**Instructions for the task:**
Pull every line containing "icon" out of the material below.
· · ·
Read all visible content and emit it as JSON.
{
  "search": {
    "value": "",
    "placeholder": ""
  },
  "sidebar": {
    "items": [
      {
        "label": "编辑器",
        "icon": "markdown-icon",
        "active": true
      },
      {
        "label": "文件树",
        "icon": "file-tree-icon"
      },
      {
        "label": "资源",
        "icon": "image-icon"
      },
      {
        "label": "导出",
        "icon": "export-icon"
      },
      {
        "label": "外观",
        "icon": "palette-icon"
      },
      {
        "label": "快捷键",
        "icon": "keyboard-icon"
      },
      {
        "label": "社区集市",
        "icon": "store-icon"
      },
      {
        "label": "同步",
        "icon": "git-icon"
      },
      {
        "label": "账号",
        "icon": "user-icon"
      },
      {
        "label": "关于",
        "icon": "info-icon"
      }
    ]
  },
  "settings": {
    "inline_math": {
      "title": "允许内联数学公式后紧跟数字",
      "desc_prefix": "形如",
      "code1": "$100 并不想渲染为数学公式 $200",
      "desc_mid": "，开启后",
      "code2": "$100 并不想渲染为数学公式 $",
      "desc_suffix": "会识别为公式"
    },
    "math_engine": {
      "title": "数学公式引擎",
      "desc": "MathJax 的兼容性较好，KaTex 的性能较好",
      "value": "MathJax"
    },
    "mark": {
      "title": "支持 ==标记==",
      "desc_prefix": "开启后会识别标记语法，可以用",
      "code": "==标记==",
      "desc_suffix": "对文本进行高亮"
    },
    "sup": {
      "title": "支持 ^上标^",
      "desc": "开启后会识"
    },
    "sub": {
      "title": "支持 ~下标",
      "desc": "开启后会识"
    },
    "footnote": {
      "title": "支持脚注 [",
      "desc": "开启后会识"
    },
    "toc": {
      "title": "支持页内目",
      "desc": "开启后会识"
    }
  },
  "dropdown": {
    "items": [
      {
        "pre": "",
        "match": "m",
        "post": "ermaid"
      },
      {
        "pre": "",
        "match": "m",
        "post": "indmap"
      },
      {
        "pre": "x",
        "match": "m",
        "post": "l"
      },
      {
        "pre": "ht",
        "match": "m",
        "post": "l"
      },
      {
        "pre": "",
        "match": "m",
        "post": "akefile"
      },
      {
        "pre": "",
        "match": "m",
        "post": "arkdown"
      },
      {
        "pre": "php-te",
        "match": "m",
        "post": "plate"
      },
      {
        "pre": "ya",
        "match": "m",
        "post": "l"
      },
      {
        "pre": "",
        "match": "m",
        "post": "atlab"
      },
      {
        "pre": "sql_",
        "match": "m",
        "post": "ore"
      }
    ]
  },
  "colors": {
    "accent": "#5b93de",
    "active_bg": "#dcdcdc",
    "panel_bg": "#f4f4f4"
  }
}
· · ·
**Result of the task:**
        "icon": "markdown-icon",
        "icon": "file-tree-icon"
        "icon": "image-icon"
        "icon": "export-icon"
        "icon": "palette-icon"
        "icon": "keyboard-icon"
        "icon": "store-icon"
        "icon": "git-icon"
        "icon": "user-icon"
        "icon": "info-icon"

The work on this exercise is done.